The coroner concluded that the Human Right, Article 2 – Right to Life was arguably breached in that there had been a failure to protect Noah, who was a vulnerable person, and that those agencies trusted to provide help to Noah ought to have known that there was a real and immediate risk to the person’s life by suicide.

The Coroner found that insufficient information was provided on the CAMHS referral form, specifically the word plan was crossed out. CAMHS accepted that had they been aware of the plan Noah would have been seen within 2 weeks on an urgent basis. CAMHS accepted that the process to obtain further information was not sufficiently robust enough and telephone contact with the GP should have been made. The Children’s Hospital Foundation Trust who facilitate CAMHS undertook their own internal investigation which found, ‘the current referral form does not capture the information required to process referrals without delay’.

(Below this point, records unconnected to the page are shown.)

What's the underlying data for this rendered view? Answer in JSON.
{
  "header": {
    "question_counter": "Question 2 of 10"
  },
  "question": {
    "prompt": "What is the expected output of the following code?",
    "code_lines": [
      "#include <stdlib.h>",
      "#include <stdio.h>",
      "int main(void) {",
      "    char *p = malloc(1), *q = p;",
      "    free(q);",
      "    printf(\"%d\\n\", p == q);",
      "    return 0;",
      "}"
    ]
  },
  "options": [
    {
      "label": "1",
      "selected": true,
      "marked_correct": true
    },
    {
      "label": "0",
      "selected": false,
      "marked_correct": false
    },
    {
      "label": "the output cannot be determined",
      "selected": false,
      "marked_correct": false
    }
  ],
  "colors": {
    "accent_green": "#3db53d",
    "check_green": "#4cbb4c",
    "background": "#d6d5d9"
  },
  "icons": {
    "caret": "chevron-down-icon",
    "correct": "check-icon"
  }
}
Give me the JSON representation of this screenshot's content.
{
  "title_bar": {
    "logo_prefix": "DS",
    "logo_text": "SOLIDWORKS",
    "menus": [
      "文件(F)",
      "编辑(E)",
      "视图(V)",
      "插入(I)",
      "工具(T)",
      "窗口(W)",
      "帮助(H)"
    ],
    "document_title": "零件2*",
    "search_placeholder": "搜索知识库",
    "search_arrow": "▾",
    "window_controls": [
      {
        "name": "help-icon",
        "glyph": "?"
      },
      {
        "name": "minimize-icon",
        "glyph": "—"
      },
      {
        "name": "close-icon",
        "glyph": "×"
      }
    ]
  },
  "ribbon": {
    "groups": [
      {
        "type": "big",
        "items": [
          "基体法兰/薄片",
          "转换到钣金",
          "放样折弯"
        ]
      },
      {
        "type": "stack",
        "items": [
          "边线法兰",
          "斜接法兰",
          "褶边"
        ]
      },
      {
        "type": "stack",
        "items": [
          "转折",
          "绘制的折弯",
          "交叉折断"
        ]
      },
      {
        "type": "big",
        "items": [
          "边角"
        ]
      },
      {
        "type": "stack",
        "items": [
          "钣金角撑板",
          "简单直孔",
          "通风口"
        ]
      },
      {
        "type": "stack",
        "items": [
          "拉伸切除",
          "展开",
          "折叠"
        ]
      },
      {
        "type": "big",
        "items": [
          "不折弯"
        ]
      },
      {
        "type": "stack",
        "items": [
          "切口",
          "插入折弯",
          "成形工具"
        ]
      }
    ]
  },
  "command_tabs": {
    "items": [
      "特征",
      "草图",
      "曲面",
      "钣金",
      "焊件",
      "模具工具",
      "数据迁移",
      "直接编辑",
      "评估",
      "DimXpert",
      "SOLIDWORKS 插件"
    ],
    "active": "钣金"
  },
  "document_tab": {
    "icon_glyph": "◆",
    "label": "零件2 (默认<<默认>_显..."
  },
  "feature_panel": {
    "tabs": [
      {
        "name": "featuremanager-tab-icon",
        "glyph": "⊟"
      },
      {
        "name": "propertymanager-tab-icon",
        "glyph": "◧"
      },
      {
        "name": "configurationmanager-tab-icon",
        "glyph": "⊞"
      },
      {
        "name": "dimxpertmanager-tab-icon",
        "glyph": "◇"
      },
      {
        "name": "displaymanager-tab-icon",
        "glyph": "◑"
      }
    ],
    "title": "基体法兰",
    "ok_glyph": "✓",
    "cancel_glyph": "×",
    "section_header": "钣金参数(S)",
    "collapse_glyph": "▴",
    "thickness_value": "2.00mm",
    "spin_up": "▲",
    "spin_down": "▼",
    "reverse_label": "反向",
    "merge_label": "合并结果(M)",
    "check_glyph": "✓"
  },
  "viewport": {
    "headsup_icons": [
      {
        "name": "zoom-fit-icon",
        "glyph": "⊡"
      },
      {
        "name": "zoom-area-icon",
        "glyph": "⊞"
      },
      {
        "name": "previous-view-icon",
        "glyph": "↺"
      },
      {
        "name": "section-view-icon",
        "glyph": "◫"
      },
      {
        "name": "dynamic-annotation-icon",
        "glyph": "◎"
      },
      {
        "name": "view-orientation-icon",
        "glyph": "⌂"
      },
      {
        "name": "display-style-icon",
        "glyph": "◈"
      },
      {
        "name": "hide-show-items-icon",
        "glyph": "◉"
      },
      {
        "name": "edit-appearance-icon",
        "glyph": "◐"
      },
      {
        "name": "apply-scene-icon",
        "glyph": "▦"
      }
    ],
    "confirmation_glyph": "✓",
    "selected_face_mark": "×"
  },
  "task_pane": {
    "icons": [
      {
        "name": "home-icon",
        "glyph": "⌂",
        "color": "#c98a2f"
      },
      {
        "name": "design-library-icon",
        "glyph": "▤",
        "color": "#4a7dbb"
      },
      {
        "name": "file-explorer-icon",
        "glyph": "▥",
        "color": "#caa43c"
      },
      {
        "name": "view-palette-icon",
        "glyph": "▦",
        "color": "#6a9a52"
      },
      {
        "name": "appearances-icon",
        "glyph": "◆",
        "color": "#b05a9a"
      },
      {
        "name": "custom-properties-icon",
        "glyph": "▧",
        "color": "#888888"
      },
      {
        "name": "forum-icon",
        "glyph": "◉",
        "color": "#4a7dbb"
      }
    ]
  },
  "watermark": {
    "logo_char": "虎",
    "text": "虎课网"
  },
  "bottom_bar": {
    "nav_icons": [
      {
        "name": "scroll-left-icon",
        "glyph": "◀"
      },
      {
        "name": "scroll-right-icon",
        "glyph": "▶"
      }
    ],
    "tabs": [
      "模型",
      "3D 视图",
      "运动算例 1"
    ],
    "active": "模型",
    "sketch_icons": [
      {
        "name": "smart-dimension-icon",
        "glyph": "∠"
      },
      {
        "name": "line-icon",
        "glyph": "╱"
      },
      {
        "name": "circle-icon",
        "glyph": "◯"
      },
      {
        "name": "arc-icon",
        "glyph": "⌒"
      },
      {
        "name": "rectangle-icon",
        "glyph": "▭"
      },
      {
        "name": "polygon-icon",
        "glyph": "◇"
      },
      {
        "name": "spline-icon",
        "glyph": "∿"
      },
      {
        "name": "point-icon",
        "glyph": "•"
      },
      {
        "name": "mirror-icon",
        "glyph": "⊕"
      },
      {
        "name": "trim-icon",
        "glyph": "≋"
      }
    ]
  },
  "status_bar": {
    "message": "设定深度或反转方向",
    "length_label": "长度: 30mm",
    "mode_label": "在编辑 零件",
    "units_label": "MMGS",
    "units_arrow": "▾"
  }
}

CAMHS have since changed processes and have adopted a duty team that will now call if further information is needed to be obtained to assess risk. CAMHS now has access to GP computerised records. CAMHS will make further changes and by 2020 will accept telephone referrals.

However, for now the referral form will still be used despite the Trust accepting that it does not capture enough information to process referrals without delay. Due to this, the coroner has made a prevention of further death report request of the Trust to ensure that the referral form is investigated and changes to the form are considered to prevent inadequate information being provided to CAMHS in future.

The Coroner commented on the pressure’s on GP’s in practice to try and ensure that through thorough investigation, future deaths such as Noah’s can be prevented.

The family are thankful that changes have been made, so far, and are still being made regarding the referral process and take some peace in knowing that further deaths may be prevented in future.

Noah was a vey proud LGBT+ activist and following Noah’s death, his family set up a fund through a local organisation called SAYiT and have raised £10,000 for LGBT+ children in crisis or hardship regarding their mental health (The Noah Lomax fund for Counselling and Hardship).

Noah’s impact and loss is felt within his local community, his family said, ‘Whilst his time with us was short his impact was massive for those who knew him’.

Switalskis continue to support Noah’s family.

You should seek legal advice if you think that the death of a loved one may have been caused by medical error or mistake. The medical negligence team at Switalskis can help you with this, and can offer advice and assistance if the coroner decides to hold an inquest. Call us on 0800 138 0458 or contact us through the website.

Sadie Simpson

Sadie is a solicitor within our Medical Negligence team in Sheffield. She qualified as a solicitor in 2016 and joined our Medical Negligence team in 2018. In her time with Switalskis she has worked very effectively on complex cases and inquests. Sadie's profile